Our office requires a referral because we want to ensure that it is medically appropriate for you to see a neurosurgeon. Typically surgery is a last resort, and surgical intervention is sought only when conservative treatments such as massage and physical therapy have failed. Additionally, most insurance companies will not approve certain surgical procedures unless nonsurgical treatments have already failed. Your primary care physician can help you decide when and if you should consult one of our neurosurgeons.
What type of medical imaging studies do the surgeons require?
Typically a CT or MRI scan within the past six months is preferred.
My injury is work related. Do you accept L & I claims?
Yes, we accept L & I, however in addition to a referral, preauthorization from your claims manager is required (as our surgeons are specialists). If you have not obtained preauthorization for your consultation, please contact your referring provider’s office.
If the surgeon recommends surgery, what are the next steps?
You will meet with the surgery scheduler who will review important information about your procedure. The surgery scheduler will contact your insurance company to obtain preauthorization for your procedure. Once authorization is obtained, the surgery scheduler will contact you to schedule your procedure.
How long does it take to obtain preauthorization from my insurance?
All insurance companies are different. Medicare does not require preauthorization and often an appointment can be scheduled after the consultation. Most major medical insurances require three weeks to process preauthorizations. L & I typically require requires a minimum of four weeks to process preauthorizations.
My insurance company denied my procedure. What do I do now?
Depending on the reason for denial, the surgery scheduler will work with your surgeon to determine next steps. In many cases a peer-to-peer call may be scheduled with your surgeon and your insurance company so your surgeon can explain why your procedure is medically necessary.
Why are my post-operative appointments scheduled with the physician assistant and not the surgeon?

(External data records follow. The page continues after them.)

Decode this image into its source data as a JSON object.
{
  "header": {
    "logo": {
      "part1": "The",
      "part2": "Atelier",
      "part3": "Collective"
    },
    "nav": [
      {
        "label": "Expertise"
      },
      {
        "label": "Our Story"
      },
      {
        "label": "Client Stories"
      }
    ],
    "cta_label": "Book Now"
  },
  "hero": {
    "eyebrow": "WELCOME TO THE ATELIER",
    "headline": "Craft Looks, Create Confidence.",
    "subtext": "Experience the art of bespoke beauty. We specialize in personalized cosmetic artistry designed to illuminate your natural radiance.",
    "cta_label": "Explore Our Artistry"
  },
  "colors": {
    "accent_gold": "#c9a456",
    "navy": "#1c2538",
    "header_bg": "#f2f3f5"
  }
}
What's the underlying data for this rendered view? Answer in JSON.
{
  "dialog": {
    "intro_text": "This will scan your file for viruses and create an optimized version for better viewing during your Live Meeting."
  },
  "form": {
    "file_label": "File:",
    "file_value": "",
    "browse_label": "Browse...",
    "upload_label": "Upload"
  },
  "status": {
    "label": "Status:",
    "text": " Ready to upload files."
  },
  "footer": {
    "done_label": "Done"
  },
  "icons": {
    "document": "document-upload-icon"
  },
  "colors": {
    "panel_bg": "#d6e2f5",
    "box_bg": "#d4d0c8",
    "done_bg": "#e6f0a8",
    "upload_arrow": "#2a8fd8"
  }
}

Each surgeon in our practice works closely with a neurosurgical physician assistant (PA). Ordinarily, your surgeon’s PA is present during the surgical procedure and provides direct assistance in the operating room. In most cases, you will likely have your first post-operative clinic appointment with your surgeon’s PA. Typically, during this and any subsequent appointment(s) with the PA, your surgeon is also in the office seeing other patients. This allows our PAs the opportunity to consult with the surgeon directly if necessary.